Activity:
Check every line below for the word "What" and copy the ones that have it.

(Component data from apps and pages)
- Opening Delimiter -

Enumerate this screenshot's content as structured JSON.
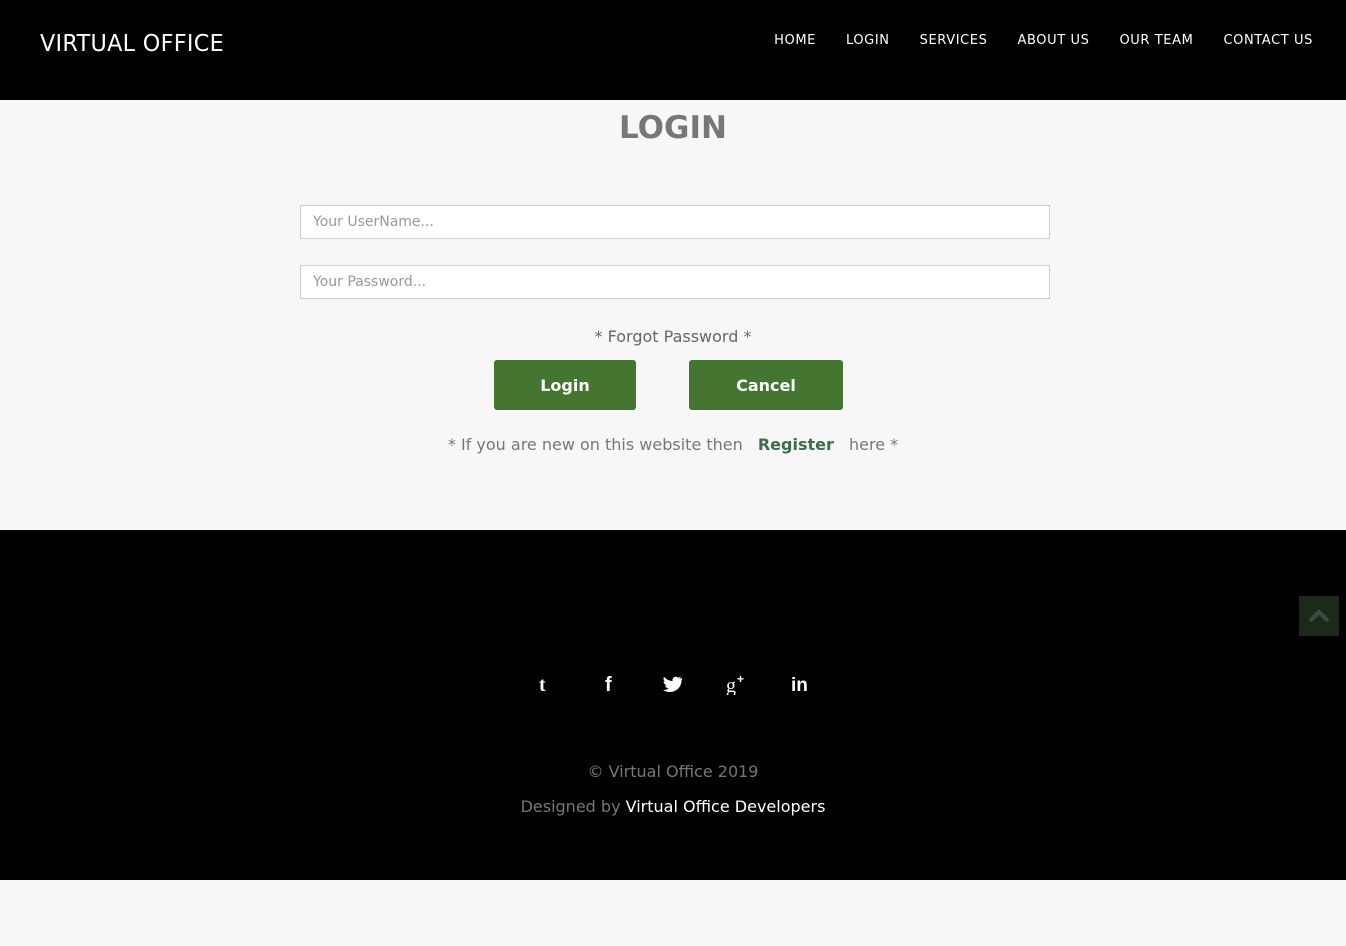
{
  "header": {
    "brand": "VIRTUAL OFFICE",
    "nav": [
      {
        "label": "HOME"
      },
      {
        "label": "LOGIN"
      },
      {
        "label": "SERVICES"
      },
      {
        "label": "ABOUT US"
      },
      {
        "label": "OUR TEAM"
      },
      {
        "label": "CONTACT US"
      }
    ]
  },
  "main": {
    "title": "LOGIN",
    "username": {
      "value": "",
      "placeholder": "Your UserName..."
    },
    "password": {
      "value": "",
      "placeholder": "Your Password..."
    },
    "forgot": "* Forgot Password *",
    "login_label": "Login",
    "cancel_label": "Cancel",
    "register_prefix": "* If you are new on this website then",
    "register_link": "Register",
    "register_suffix": "here *"
  },
  "footer": {
    "social_icons": [
      "tumblr-icon",
      "facebook-icon",
      "twitter-icon",
      "google-plus-icon",
      "linkedin-icon"
    ],
    "back_to_top_icon": "chevron-up-icon",
    "copyright": "© Virtual Office 2019",
    "designed_prefix": "Designed by",
    "designed_link": "Virtual Office Developers"
  },
  "colors": {
    "header_bg": "#000000",
    "button_bg": "#447531",
    "register_link": "#3a6e4f"
  }
}
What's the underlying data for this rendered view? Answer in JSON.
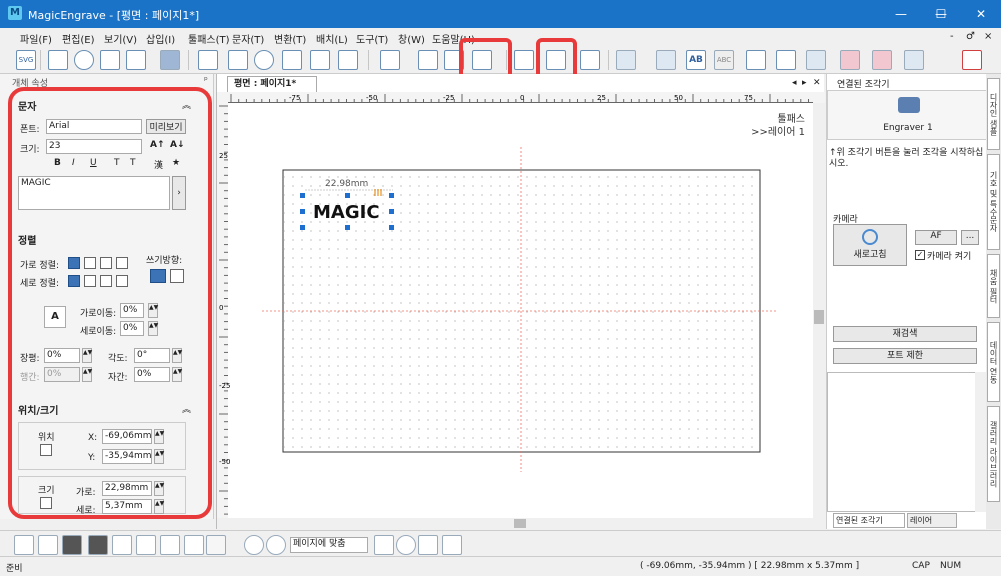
{
  "title": {
    "app_name": "MagicEngrave",
    "doc": "MagicEngrave - [평면 : 페이지1*]",
    "minimize": "—",
    "maximize": "☐",
    "close": "✕"
  },
  "menu": [
    "파일(F)",
    "편집(E)",
    "보기(V)",
    "삽입(I)",
    "툴패스(T)",
    "문자(T)",
    "변환(T)",
    "배치(L)",
    "도구(T)",
    "창(W)",
    "도움말(H)"
  ],
  "menu_right": [
    "-",
    "♂",
    "×"
  ],
  "toolbar": {
    "svg_label": "SVG",
    "ab_label": "AB",
    "abc_label": "ABC"
  },
  "left_panel": {
    "header": "개체 속성",
    "pin": "ᵖ",
    "text_section": "문자",
    "font_label": "폰트:",
    "font_value": "Arial",
    "preview_button": "미리보기",
    "size_label": "크기:",
    "size_value": "23",
    "style_buttons": [
      "B",
      "I",
      "U",
      "T",
      "T",
      "漢",
      "★"
    ],
    "text_value": "MAGIC",
    "align_section": "정렬",
    "h_align_label": "가로 정렬:",
    "v_align_label": "세로 정렬:",
    "write_dir_label": "쓰기방향:",
    "h_move_label": "가로이동:",
    "h_move_value": "0%",
    "v_move_label": "세로이동:",
    "v_move_value": "0%",
    "width_ratio_label": "장평:",
    "width_ratio_value": "0%",
    "angle_label": "각도:",
    "angle_value": "0°",
    "line_gap_label": "행간:",
    "line_gap_value": "0%",
    "char_gap_label": "자간:",
    "char_gap_value": "0%",
    "pos_section": "위치/크기",
    "position_label": "위치",
    "x_label": "X:",
    "x_value": "-69,06mm",
    "y_label": "Y:",
    "y_value": "-35,94mm",
    "size_group_label": "크기",
    "w_label": "가로:",
    "w_value": "22,98mm",
    "h_label": "세로:",
    "h_value": "5,37mm"
  },
  "doc": {
    "tab": "평면 : 페이지1*",
    "tab_nav": [
      "◂",
      "▸",
      "✕"
    ],
    "toolpath": "툴패스",
    "layer": ">>레이어 1",
    "ruler_h": [
      "-75",
      "-50",
      "-25",
      "0",
      "25",
      "50",
      "75"
    ],
    "ruler_v": [
      "25",
      "0",
      "-25",
      "-50"
    ],
    "text_object": "MAGIC",
    "dimension": "22.98mm"
  },
  "right_panel": {
    "header": "연결된 조각기",
    "engraver_name": "Engraver 1",
    "hint": "↑위 조각기 버튼을 눌러 조각을 시작하십시오.",
    "camera_section": "카메라",
    "refresh_button": "새로고침",
    "af_button": "AF",
    "more_button": "...",
    "camera_on_label": "카메라 켜기",
    "rescan_button": "재검색",
    "port_limit_button": "포트 제한",
    "tab_connected": "연결된 조각기",
    "tab_layer": "레이어"
  },
  "side_tabs": [
    "디자인 샘플",
    "기호 및 특수문자",
    "채움 필터",
    "데이터 연동",
    "갤러리 라이브러리"
  ],
  "bottom": {
    "zoom_fit": "페이지에 맞춤"
  },
  "status": {
    "left": "준비",
    "coords": "( -69.06mm, -35.94mm ) [ 22.98mm x 5.37mm ]",
    "cap": "CAP",
    "num": "NUM"
  },
  "colors": {
    "titlebar": "#1a73c6",
    "highlight": "#e83a3a",
    "selection": "#1f6fd1",
    "guide": "#f07060"
  }
}
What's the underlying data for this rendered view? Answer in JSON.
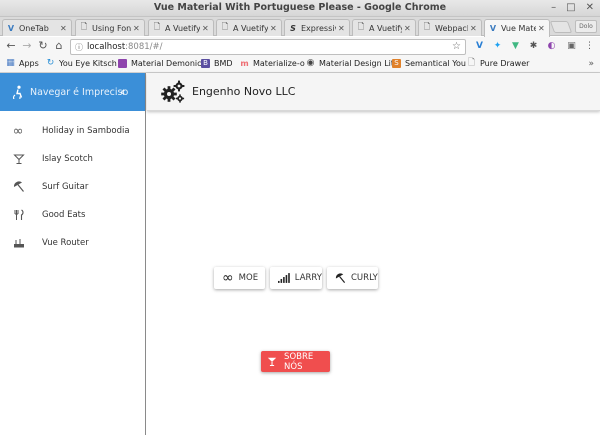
{
  "window": {
    "title": "Vue Material With Portuguese Please - Google Chrome",
    "controls": [
      "–",
      "□",
      "✕"
    ]
  },
  "tabs": [
    {
      "label": "OneTab",
      "icon": "onetab-icon",
      "glyph": "V",
      "color": "#3b7bbf",
      "active": false
    },
    {
      "label": "Using Fon",
      "icon": "page-icon",
      "glyph": "🗋",
      "color": "#666666",
      "active": false
    },
    {
      "label": "A Vuetify T",
      "icon": "page-icon",
      "glyph": "🗋",
      "color": "#666666",
      "active": false
    },
    {
      "label": "A Vuetify T",
      "icon": "page-icon",
      "glyph": "🗋",
      "color": "#666666",
      "active": false
    },
    {
      "label": "Expressiv",
      "icon": "s-logo-icon",
      "glyph": "𝑆",
      "color": "#333333",
      "active": false
    },
    {
      "label": "A Vuetify T",
      "icon": "page-icon",
      "glyph": "🗋",
      "color": "#666666",
      "active": false
    },
    {
      "label": "Webpack",
      "icon": "page-icon",
      "glyph": "🗋",
      "color": "#666666",
      "active": false
    },
    {
      "label": "Vue Mater",
      "icon": "vue-icon",
      "glyph": "V",
      "color": "#3b7bbf",
      "active": true
    }
  ],
  "profile_label": "Dolo",
  "address": {
    "host": "localhost",
    "rest": ":8081/#/"
  },
  "extensions": [
    {
      "name": "vue-devtools-icon",
      "glyph": "V",
      "color": "#2a7fd4"
    },
    {
      "name": "twitter-icon",
      "glyph": "🐦",
      "color": "#1da1f2"
    },
    {
      "name": "vue-logo-icon",
      "glyph": "▼",
      "color": "#41b883"
    },
    {
      "name": "puzzle-icon",
      "glyph": "✱",
      "color": "#555555"
    },
    {
      "name": "palette-icon",
      "glyph": "◐",
      "color": "#8e44ad"
    },
    {
      "name": "reader-icon",
      "glyph": "▣",
      "color": "#666666"
    },
    {
      "name": "menu-icon",
      "glyph": "⋮",
      "color": "#555555"
    }
  ],
  "bookmarks": [
    {
      "label": "Apps",
      "icon": "apps-grid-icon",
      "glyph": "▦",
      "color": "#4a7cc4"
    },
    {
      "label": "You Eye Kitsch",
      "icon": "loop-icon",
      "glyph": "↻",
      "color": "#2a8fd6"
    },
    {
      "label": "Material Demonics",
      "icon": "purple-square-icon",
      "glyph": " ",
      "color": "#8e44ad"
    },
    {
      "label": "BMD",
      "icon": "bmd-logo-icon",
      "glyph": "B",
      "color": "#5a4ea0"
    },
    {
      "label": "Materialize-o",
      "icon": "materialize-icon",
      "glyph": "m",
      "color": "#ee6e73"
    },
    {
      "label": "Material Design Lite",
      "icon": "mdl-logo-icon",
      "glyph": "◉",
      "color": "#444444"
    },
    {
      "label": "Semantical You",
      "icon": "semantic-icon",
      "glyph": "S",
      "color": "#e0812a"
    },
    {
      "label": "Pure Drawer",
      "icon": "page-icon",
      "glyph": "🗋",
      "color": "#777777"
    }
  ],
  "sidebar": {
    "header": "Navegar é Impreciso",
    "items": [
      {
        "label": "Holiday in Sambodia",
        "icon": "infinity-icon",
        "glyph": "∞"
      },
      {
        "label": "Islay Scotch",
        "icon": "cocktail-icon",
        "glyph": "🍸"
      },
      {
        "label": "Surf Guitar",
        "icon": "beach-umbrella-icon",
        "glyph": "⛱"
      },
      {
        "label": "Good Eats",
        "icon": "utensils-icon",
        "glyph": "🍴"
      },
      {
        "label": "Vue Router",
        "icon": "router-icon",
        "glyph": "⌸"
      }
    ]
  },
  "appbar": {
    "title": "Engenho Novo LLC"
  },
  "chips": [
    {
      "label": "MOE",
      "icon": "infinity-icon",
      "glyph": "∞"
    },
    {
      "label": "LARRY",
      "icon": "signal-bars-icon",
      "glyph": "▁▂▃▅"
    },
    {
      "label": "CURLY",
      "icon": "beach-umbrella-icon",
      "glyph": "⛱"
    }
  ],
  "about_button": {
    "label": "SOBRE NÓS",
    "icon": "cocktail-icon",
    "glyph": "🍸",
    "color": "#f04e4e"
  },
  "colors": {
    "sidebar_header": "#3b8fd8",
    "about_button": "#f04e4e"
  }
}
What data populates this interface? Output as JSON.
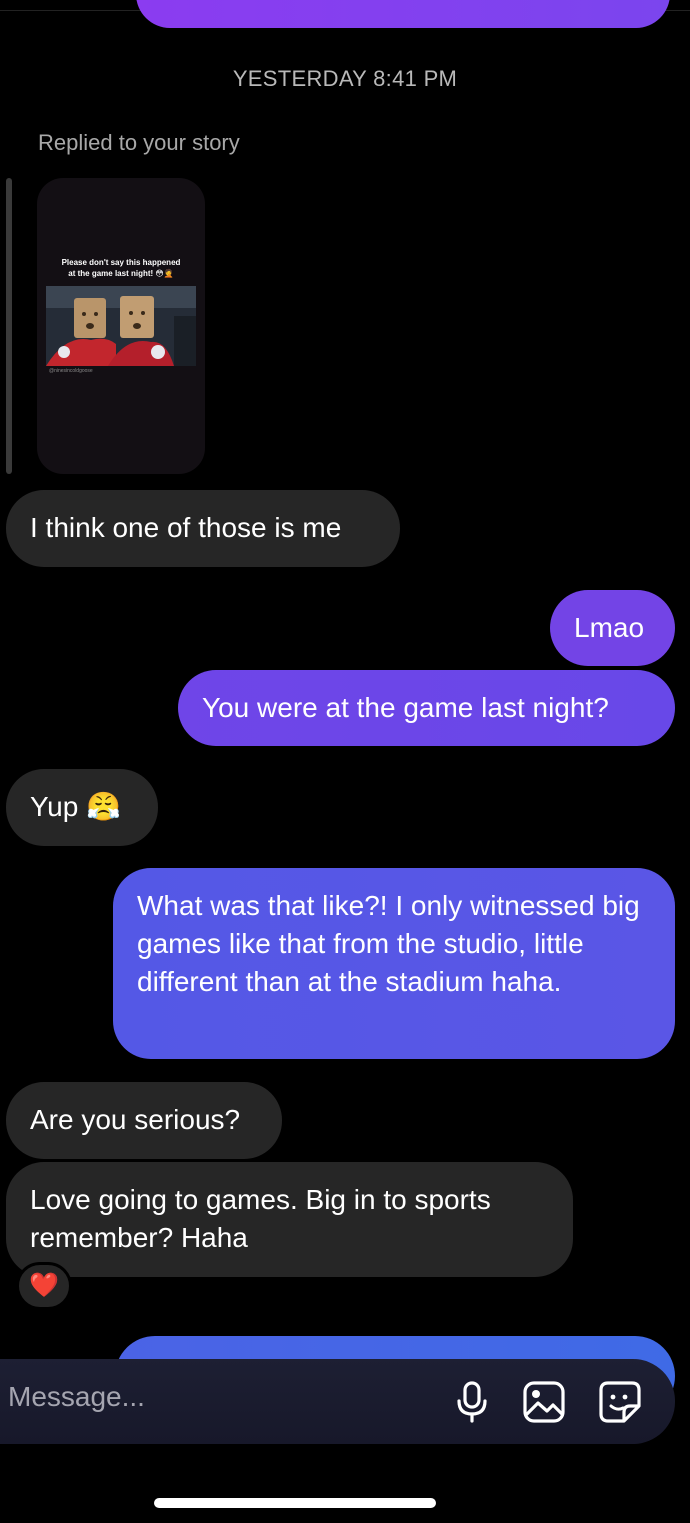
{
  "thread": {
    "timestamp": "YESTERDAY 8:41 PM",
    "replied_label": "Replied to your story",
    "story": {
      "caption_line1": "Please don't say this happened",
      "caption_line2": "at the game last night! 😳🤦",
      "credit": "@ninesincoldgoose"
    },
    "messages": [
      {
        "side": "incoming",
        "text": "I think one of those is me"
      },
      {
        "side": "outgoing",
        "text": "Lmao"
      },
      {
        "side": "outgoing",
        "text": "You were at the game last night?"
      },
      {
        "side": "incoming",
        "text": "Yup 😤"
      },
      {
        "side": "outgoing",
        "text": "What was that like?! I only witnessed big games like that from the studio, little different than at the stadium haha."
      },
      {
        "side": "incoming",
        "text": "Are you serious?"
      },
      {
        "side": "incoming",
        "text": "Love going to games. Big in to sports remember? Haha"
      }
    ],
    "reaction": "❤️"
  },
  "composer": {
    "placeholder": "Message...",
    "icons": [
      "microphone-icon",
      "gallery-icon",
      "sticker-icon"
    ]
  },
  "colors": {
    "background": "#000000",
    "incoming_bubble": "#262626",
    "outgoing_purple": "#7a43ec",
    "outgoing_blue": "#4f5ee4"
  }
}
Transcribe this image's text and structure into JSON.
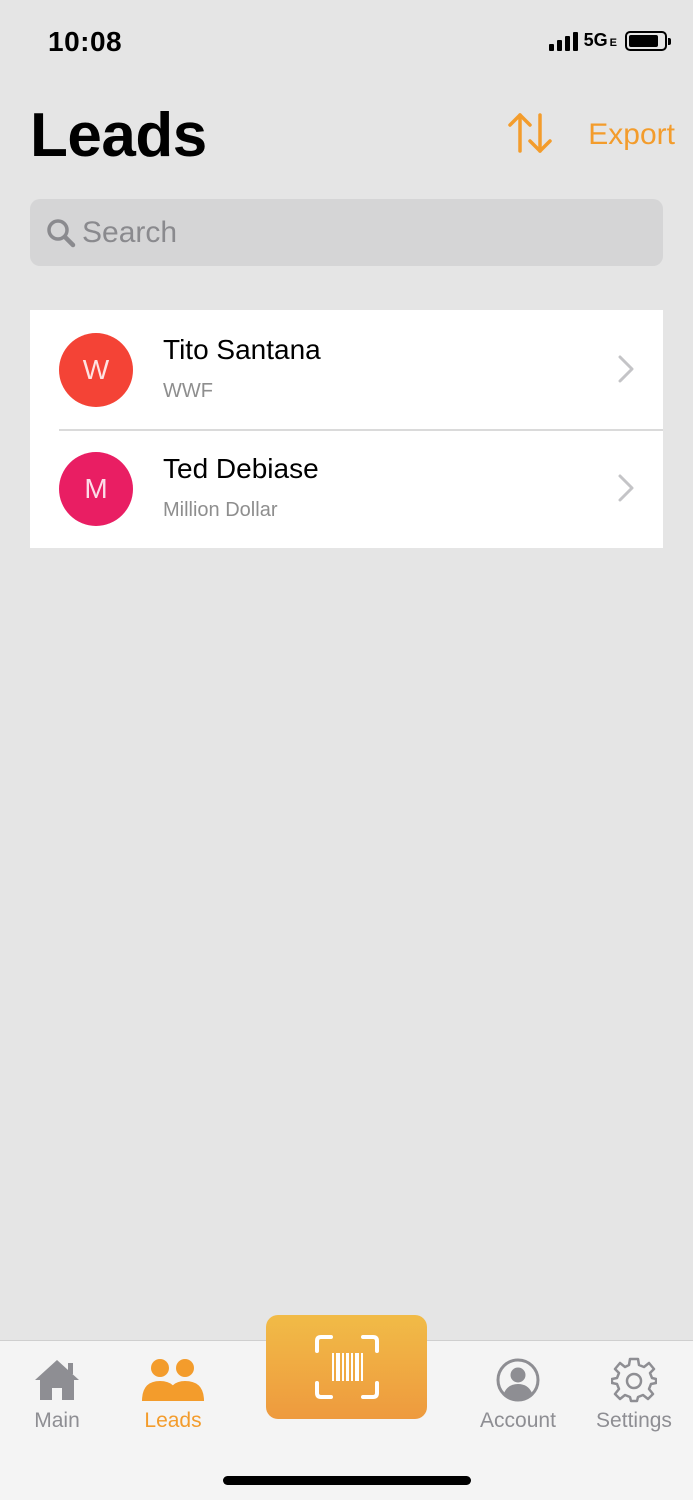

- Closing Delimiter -

Output:
What's the underlying data for this rendered view? Answer in JSON.
What's the underlying data for this rendered view? Answer in JSON.
What data populates this interface? Output as JSON.
        "text": "What was that like?! I only witnessed big games like that from the studio, little different than at the stadium haha."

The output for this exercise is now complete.